Could you restate all of the records below exactly, with the pictures left out?

START Extracted records

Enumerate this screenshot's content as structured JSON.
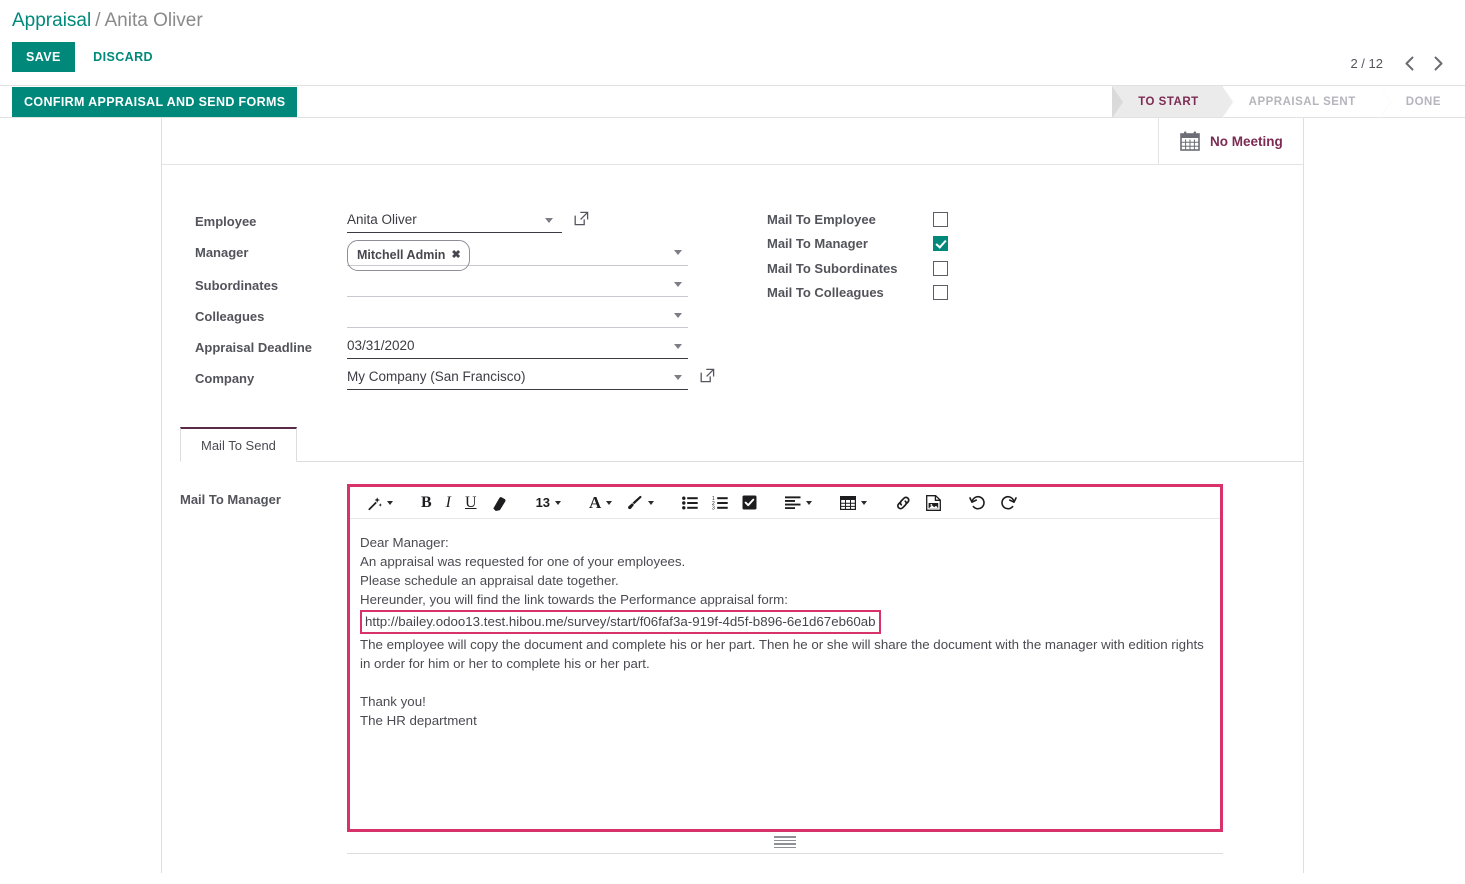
{
  "breadcrumb": {
    "root": "Appraisal",
    "separator": "/",
    "current": "Anita Oliver"
  },
  "actions": {
    "save_label": "SAVE",
    "discard_label": "DISCARD",
    "confirm_label": "CONFIRM APPRAISAL AND SEND FORMS"
  },
  "pager": {
    "count": "2 / 12",
    "prev_icon": "chevron-left-icon",
    "next_icon": "chevron-right-icon"
  },
  "statusbar": {
    "stages": [
      {
        "label": "TO START",
        "active": true
      },
      {
        "label": "APPRAISAL SENT",
        "active": false
      },
      {
        "label": "DONE",
        "active": false
      }
    ],
    "active_color": "#7c2b52",
    "inactive_color": "#b6b5bd"
  },
  "buttonbox": {
    "meeting_label": "No Meeting",
    "meeting_icon": "calendar-icon"
  },
  "form": {
    "fields": [
      {
        "label": "Employee",
        "value": "Anita Oliver",
        "type": "many2one",
        "has_extlink": true,
        "underline": "strong"
      },
      {
        "label": "Manager",
        "value": "",
        "type": "tags",
        "tags": [
          "Mitchell Admin"
        ],
        "has_extlink": false,
        "underline": "light"
      },
      {
        "label": "Subordinates",
        "value": "",
        "type": "tags",
        "tags": [],
        "has_extlink": false,
        "underline": "light"
      },
      {
        "label": "Colleagues",
        "value": "",
        "type": "tags",
        "tags": [],
        "has_extlink": false,
        "underline": "light"
      },
      {
        "label": "Appraisal Deadline",
        "value": "03/31/2020",
        "type": "date",
        "has_extlink": false,
        "underline": "strong"
      },
      {
        "label": "Company",
        "value": "My Company (San Francisco)",
        "type": "many2one",
        "has_extlink": true,
        "underline": "strong"
      }
    ],
    "checkboxes": [
      {
        "label": "Mail To Employee",
        "checked": false
      },
      {
        "label": "Mail To Manager",
        "checked": true
      },
      {
        "label": "Mail To Subordinates",
        "checked": false
      },
      {
        "label": "Mail To Colleagues",
        "checked": false
      }
    ],
    "checkbox_on_color": "#00897a"
  },
  "notebook": {
    "tabs": [
      {
        "label": "Mail To Send",
        "active": true
      }
    ]
  },
  "editor": {
    "field_label": "Mail To Manager",
    "highlight_color": "#d8326a",
    "toolbar": {
      "style_icon": "magic-wand-icon",
      "bold_label": "B",
      "italic_label": "I",
      "underline_label": "U",
      "eraser_icon": "eraser-icon",
      "font_size": "13",
      "font_color_label": "A",
      "background_color_icon": "paint-brush-icon",
      "unordered_list_icon": "bullet-list-icon",
      "ordered_list_icon": "numbered-list-icon",
      "checklist_icon": "checkbox-list-icon",
      "align_icon": "align-left-icon",
      "table_icon": "table-icon",
      "link_icon": "link-icon",
      "image_icon": "image-icon",
      "undo_icon": "undo-icon",
      "redo_icon": "redo-icon"
    },
    "body": {
      "line1": "Dear Manager:",
      "line2": "An appraisal was requested for one of your employees.",
      "line3": "Please schedule an appraisal date together.",
      "line4": "Hereunder, you will find the link towards the Performance appraisal form:",
      "link": "http://bailey.odoo13.test.hibou.me/survey/start/f06faf3a-919f-4d5f-b896-6e1d67eb60ab",
      "line5": "The employee will copy the document and complete his or her part. Then he or she will share the document with the manager with edition rights in order for him or her to complete his or her part.",
      "line6": "Thank you!",
      "line7": "The HR department"
    }
  }
}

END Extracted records

Task answer:
Enumerate this screenshot's content as structured JSON.
{
  "breadcrumb": {
    "root": "Appraisal",
    "separator": "/",
    "current": "Anita Oliver"
  },
  "actions": {
    "save_label": "SAVE",
    "discard_label": "DISCARD",
    "confirm_label": "CONFIRM APPRAISAL AND SEND FORMS"
  },
  "pager": {
    "count": "2 / 12",
    "prev_icon": "chevron-left-icon",
    "next_icon": "chevron-right-icon"
  },
  "statusbar": {
    "stages": [
      {
        "label": "TO START",
        "active": true
      },
      {
        "label": "APPRAISAL SENT",
        "active": false
      },
      {
        "label": "DONE",
        "active": false
      }
    ],
    "active_color": "#7c2b52",
    "inactive_color": "#b6b5bd"
  },
  "buttonbox": {
    "meeting_label": "No Meeting",
    "meeting_icon": "calendar-icon"
  },
  "form": {
    "fields": [
      {
        "label": "Employee",
        "value": "Anita Oliver",
        "type": "many2one",
        "has_extlink": true,
        "underline": "strong"
      },
      {
        "label": "Manager",
        "value": "",
        "type": "tags",
        "tags": [
          "Mitchell Admin"
        ],
        "has_extlink": false,
        "underline": "light"
      },
      {
        "label": "Subordinates",
        "value": "",
        "type": "tags",
        "tags": [],
        "has_extlink": false,
        "underline": "light"
      },
      {
        "label": "Colleagues",
        "value": "",
        "type": "tags",
        "tags": [],
        "has_extlink": false,
        "underline": "light"
      },
      {
        "label": "Appraisal Deadline",
        "value": "03/31/2020",
        "type": "date",
        "has_extlink": false,
        "underline": "strong"
      },
      {
        "label": "Company",
        "value": "My Company (San Francisco)",
        "type": "many2one",
        "has_extlink": true,
        "underline": "strong"
      }
    ],
    "checkboxes": [
      {
        "label": "Mail To Employee",
        "checked": false
      },
      {
        "label": "Mail To Manager",
        "checked": true
      },
      {
        "label": "Mail To Subordinates",
        "checked": false
      },
      {
        "label": "Mail To Colleagues",
        "checked": false
      }
    ],
    "checkbox_on_color": "#00897a"
  },
  "notebook": {
    "tabs": [
      {
        "label": "Mail To Send",
        "active": true
      }
    ]
  },
  "editor": {
    "field_label": "Mail To Manager",
    "highlight_color": "#d8326a",
    "toolbar": {
      "style_icon": "magic-wand-icon",
      "bold_label": "B",
      "italic_label": "I",
      "underline_label": "U",
      "eraser_icon": "eraser-icon",
      "font_size": "13",
      "font_color_label": "A",
      "background_color_icon": "paint-brush-icon",
      "unordered_list_icon": "bullet-list-icon",
      "ordered_list_icon": "numbered-list-icon",
      "checklist_icon": "checkbox-list-icon",
      "align_icon": "align-left-icon",
      "table_icon": "table-icon",
      "link_icon": "link-icon",
      "image_icon": "image-icon",
      "undo_icon": "undo-icon",
      "redo_icon": "redo-icon"
    },
    "body": {
      "line1": "Dear Manager:",
      "line2": "An appraisal was requested for one of your employees.",
      "line3": "Please schedule an appraisal date together.",
      "line4": "Hereunder, you will find the link towards the Performance appraisal form:",
      "link": "http://bailey.odoo13.test.hibou.me/survey/start/f06faf3a-919f-4d5f-b896-6e1d67eb60ab",
      "line5": "The employee will copy the document and complete his or her part. Then he or she will share the document with the manager with edition rights in order for him or her to complete his or her part.",
      "line6": "Thank you!",
      "line7": "The HR department"
    }
  }
}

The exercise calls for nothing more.